Pinning Down a Disarmament Deal
Posted on Mar 26, 2010
President Barack Obama and Russian President Dmitry Medvedev have agreed on final terms for a new nuclear arms reduction agreement, a successor to the START treaty of 1991. The new deal will remove about a third of the warheads deployed by each country.
Even with the new reductions, the two countries will have about 3,000 nuclear-tipped missiles between them, mostly pointed at each other. —JCL
Barack Obama, the US president, and Dmitry Medvedev, his Russian counterpart, have finalised the terms of a new nuclear arms reduction agreement.

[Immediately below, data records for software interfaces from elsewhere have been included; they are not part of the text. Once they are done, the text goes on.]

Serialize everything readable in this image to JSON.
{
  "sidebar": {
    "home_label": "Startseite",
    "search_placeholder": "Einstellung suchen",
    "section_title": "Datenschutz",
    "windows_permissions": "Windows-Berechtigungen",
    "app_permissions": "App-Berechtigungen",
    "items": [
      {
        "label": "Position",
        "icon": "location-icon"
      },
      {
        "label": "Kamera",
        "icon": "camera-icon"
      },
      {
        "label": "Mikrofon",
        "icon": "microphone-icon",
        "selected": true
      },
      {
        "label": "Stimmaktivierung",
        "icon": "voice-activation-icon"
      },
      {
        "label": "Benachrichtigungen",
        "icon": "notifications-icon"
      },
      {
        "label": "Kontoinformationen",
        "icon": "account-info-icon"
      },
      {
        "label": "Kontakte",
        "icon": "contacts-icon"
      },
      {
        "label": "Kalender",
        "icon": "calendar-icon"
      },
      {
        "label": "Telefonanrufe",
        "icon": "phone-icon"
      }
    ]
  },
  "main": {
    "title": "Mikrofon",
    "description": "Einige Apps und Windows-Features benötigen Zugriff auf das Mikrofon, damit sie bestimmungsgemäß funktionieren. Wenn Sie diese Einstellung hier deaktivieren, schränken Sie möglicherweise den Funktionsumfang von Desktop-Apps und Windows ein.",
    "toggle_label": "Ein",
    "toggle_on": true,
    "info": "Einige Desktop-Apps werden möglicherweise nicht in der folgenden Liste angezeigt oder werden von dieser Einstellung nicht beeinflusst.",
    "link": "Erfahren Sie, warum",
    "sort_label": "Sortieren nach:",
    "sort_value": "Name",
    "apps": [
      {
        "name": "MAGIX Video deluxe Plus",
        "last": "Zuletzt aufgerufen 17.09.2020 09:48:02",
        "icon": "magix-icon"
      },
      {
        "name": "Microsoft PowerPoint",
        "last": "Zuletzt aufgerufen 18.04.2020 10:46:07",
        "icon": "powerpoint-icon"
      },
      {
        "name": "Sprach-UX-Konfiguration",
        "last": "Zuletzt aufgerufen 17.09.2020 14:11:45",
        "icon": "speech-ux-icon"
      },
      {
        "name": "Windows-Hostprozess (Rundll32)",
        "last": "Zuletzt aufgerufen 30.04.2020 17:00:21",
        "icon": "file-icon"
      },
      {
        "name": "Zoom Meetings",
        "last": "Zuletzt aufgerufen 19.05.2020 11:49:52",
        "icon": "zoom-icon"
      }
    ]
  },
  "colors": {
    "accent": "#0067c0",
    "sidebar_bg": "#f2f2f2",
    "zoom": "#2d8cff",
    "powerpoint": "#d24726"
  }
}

The two leaders approved the deal for a successor to the landmark Strategic Arms Reduction Treaty (Start), which will cut the amount of missiles deployed by both countries by one third, following a telephone conversation on Friday.
Speaking from the White House, Obama said: “With this agreement, the United States and Russia, the two largest nuclear powers in the world, also send a clear signal that we intend to lead.
President George H.W. Bush, seated at left, and Soviet President Mikhail Gorbachev ink the original START deal in 1991.